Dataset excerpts

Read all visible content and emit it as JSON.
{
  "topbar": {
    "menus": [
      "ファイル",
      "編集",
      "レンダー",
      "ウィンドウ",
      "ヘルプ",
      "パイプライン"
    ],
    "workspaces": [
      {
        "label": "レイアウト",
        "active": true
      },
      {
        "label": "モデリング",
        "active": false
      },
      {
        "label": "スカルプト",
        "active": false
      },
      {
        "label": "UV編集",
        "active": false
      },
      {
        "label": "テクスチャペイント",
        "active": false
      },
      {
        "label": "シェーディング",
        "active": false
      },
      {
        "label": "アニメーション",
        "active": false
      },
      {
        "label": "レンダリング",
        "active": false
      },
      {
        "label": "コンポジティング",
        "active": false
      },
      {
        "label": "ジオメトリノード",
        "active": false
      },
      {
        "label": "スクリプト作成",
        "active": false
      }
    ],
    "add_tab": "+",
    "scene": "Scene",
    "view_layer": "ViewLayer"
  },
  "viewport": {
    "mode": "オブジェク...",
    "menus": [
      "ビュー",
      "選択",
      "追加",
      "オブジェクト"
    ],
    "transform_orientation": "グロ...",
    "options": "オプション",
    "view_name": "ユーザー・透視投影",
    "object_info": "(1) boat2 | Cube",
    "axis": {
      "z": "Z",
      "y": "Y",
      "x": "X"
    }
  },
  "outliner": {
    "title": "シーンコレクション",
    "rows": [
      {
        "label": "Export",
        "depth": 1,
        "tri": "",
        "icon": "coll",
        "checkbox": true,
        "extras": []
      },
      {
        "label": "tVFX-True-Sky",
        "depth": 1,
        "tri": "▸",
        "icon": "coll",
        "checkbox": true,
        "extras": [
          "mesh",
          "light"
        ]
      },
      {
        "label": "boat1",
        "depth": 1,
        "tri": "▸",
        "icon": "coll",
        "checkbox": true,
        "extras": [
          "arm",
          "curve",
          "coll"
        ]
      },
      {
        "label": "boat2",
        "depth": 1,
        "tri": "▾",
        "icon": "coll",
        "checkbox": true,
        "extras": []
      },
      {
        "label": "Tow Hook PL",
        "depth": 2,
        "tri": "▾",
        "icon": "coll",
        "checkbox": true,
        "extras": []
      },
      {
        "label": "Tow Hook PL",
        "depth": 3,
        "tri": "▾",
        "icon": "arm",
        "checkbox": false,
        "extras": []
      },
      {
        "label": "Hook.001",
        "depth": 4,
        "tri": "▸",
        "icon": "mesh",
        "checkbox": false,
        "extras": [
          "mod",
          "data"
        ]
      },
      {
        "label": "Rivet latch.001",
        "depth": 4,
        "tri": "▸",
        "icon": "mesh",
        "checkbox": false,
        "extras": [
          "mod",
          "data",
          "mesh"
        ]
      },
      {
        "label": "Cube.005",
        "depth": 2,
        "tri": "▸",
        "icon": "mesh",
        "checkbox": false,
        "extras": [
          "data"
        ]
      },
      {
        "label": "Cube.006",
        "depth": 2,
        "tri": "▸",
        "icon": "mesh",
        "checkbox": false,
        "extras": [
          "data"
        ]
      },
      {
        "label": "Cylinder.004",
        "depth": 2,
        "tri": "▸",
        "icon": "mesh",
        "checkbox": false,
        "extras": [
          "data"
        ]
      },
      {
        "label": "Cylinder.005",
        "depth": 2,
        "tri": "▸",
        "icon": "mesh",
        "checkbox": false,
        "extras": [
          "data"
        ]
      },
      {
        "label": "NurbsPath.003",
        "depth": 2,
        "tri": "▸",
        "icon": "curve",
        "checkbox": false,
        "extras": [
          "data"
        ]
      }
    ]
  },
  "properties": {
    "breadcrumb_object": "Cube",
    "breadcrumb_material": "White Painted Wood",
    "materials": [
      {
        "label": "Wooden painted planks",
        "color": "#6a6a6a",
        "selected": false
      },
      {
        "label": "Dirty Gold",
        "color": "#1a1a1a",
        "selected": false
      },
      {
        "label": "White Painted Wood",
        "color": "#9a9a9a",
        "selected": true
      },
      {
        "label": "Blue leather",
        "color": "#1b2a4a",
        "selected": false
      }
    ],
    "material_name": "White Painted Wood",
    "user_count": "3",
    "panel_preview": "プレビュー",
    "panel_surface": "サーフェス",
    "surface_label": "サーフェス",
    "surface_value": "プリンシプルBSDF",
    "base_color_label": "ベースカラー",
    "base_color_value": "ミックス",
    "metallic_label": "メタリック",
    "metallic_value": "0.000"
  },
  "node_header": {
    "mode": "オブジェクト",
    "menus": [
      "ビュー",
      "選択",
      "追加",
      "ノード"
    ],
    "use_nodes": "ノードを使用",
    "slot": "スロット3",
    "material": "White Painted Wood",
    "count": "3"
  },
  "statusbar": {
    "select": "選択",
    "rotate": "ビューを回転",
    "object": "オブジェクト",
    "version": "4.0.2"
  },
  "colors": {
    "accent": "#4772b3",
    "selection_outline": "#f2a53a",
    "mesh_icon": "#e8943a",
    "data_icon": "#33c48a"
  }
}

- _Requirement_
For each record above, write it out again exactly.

- _Response area_
Read all visible content and emit it as JSON.
{
  "topbar": {
    "menus": [
      "ファイル",
      "編集",
      "レンダー",
      "ウィンドウ",
      "ヘルプ",
      "パイプライン"
    ],
    "workspaces": [
      {
        "label": "レイアウト",
        "active": true
      },
      {
        "label": "モデリング",
        "active": false
      },
      {
        "label": "スカルプト",
        "active": false
      },
      {
        "label": "UV編集",
        "active": false
      },
      {
        "label": "テクスチャペイント",
        "active": false
      },
      {
        "label": "シェーディング",
        "active": false
      },
      {
        "label": "アニメーション",
        "active": false
      },
      {
        "label": "レンダリング",
        "active": false
      },
      {
        "label": "コンポジティング",
        "active": false
      },
      {
        "label": "ジオメトリノード",
        "active": false
      },
      {
        "label": "スクリプト作成",
        "active": false
      }
    ],
    "add_tab": "+",
    "scene": "Scene",
    "view_layer": "ViewLayer"
  },
  "viewport": {
    "mode": "オブジェク...",
    "menus": [
      "ビュー",
      "選択",
      "追加",
      "オブジェクト"
    ],
    "transform_orientation": "グロ...",
    "options": "オプション",
    "view_name": "ユーザー・透視投影",
    "object_info": "(1) boat2 | Cube",
    "axis": {
      "z": "Z",
      "y": "Y",
      "x": "X"
    }
  },
  "outliner": {
    "title": "シーンコレクション",
    "rows": [
      {
        "label": "Export",
        "depth": 1,
        "tri": "",
        "icon": "coll",
        "checkbox": true,
        "extras": []
      },
      {
        "label": "tVFX-True-Sky",
        "depth": 1,
        "tri": "▸",
        "icon": "coll",
        "checkbox": true,
        "extras": [
          "mesh",
          "light"
        ]
      },
      {
        "label": "boat1",
        "depth": 1,
        "tri": "▸",
        "icon": "coll",
        "checkbox": true,
        "extras": [
          "arm",
          "curve",
          "coll"
        ]
      },
      {
        "label": "boat2",
        "depth": 1,
        "tri": "▾",
        "icon": "coll",
        "checkbox": true,
        "extras": []
      },
      {
        "label": "Tow Hook PL",
        "depth": 2,
        "tri": "▾",
        "icon": "coll",
        "checkbox": true,
        "extras": []
      },
      {
        "label": "Tow Hook PL",
        "depth": 3,
        "tri": "▾",
        "icon": "arm",
        "checkbox": false,
        "extras": []
      },
      {
        "label": "Hook.001",
        "depth": 4,
        "tri": "▸",
        "icon": "mesh",
        "checkbox": false,
        "extras": [
          "mod",
          "data"
        ]
      },
      {
        "label": "Rivet latch.001",
        "depth": 4,
        "tri": "▸",
        "icon": "mesh",
        "checkbox": false,
        "extras": [
          "mod",
          "data",
          "mesh"
        ]
      },
      {
        "label": "Cube.005",
        "depth": 2,
        "tri": "▸",
        "icon": "mesh",
        "checkbox": false,
        "extras": [
          "data"
        ]
      },
      {
        "label": "Cube.006",
        "depth": 2,
        "tri": "▸",
        "icon": "mesh",
        "checkbox": false,
        "extras": [
          "data"
        ]
      },
      {
        "label": "Cylinder.004",
        "depth": 2,
        "tri": "▸",
        "icon": "mesh",
        "checkbox": false,
        "extras": [
          "data"
        ]
      },
      {
        "label": "Cylinder.005",
        "depth": 2,
        "tri": "▸",
        "icon": "mesh",
        "checkbox": false,
        "extras": [
          "data"
        ]
      },
      {
        "label": "NurbsPath.003",
        "depth": 2,
        "tri": "▸",
        "icon": "curve",
        "checkbox": false,
        "extras": [
          "data"
        ]
      }
    ]
  },
  "properties": {
    "breadcrumb_object": "Cube",
    "breadcrumb_material": "White Painted Wood",
    "materials": [
      {
        "label": "Wooden painted planks",
        "color": "#6a6a6a",
        "selected": false
      },
      {
        "label": "Dirty Gold",
        "color": "#1a1a1a",
        "selected": false
      },
      {
        "label": "White Painted Wood",
        "color": "#9a9a9a",
        "selected": true
      },
      {
        "label": "Blue leather",
        "color": "#1b2a4a",
        "selected": false
      }
    ],
    "material_name": "White Painted Wood",
    "user_count": "3",
    "panel_preview": "プレビュー",
    "panel_surface": "サーフェス",
    "surface_label": "サーフェス",
    "surface_value": "プリンシプルBSDF",
    "base_color_label": "ベースカラー",
    "base_color_value": "ミックス",
    "metallic_label": "メタリック",
    "metallic_value": "0.000"
  },
  "node_header": {
    "mode": "オブジェクト",
    "menus": [
      "ビュー",
      "選択",
      "追加",
      "ノード"
    ],
    "use_nodes": "ノードを使用",
    "slot": "スロット3",
    "material": "White Painted Wood",
    "count": "3"
  },
  "statusbar": {
    "select": "選択",
    "rotate": "ビューを回転",
    "object": "オブジェクト",
    "version": "4.0.2"
  },
  "colors": {
    "accent": "#4772b3",
    "selection_outline": "#f2a53a",
    "mesh_icon": "#e8943a",
    "data_icon": "#33c48a"
  }
}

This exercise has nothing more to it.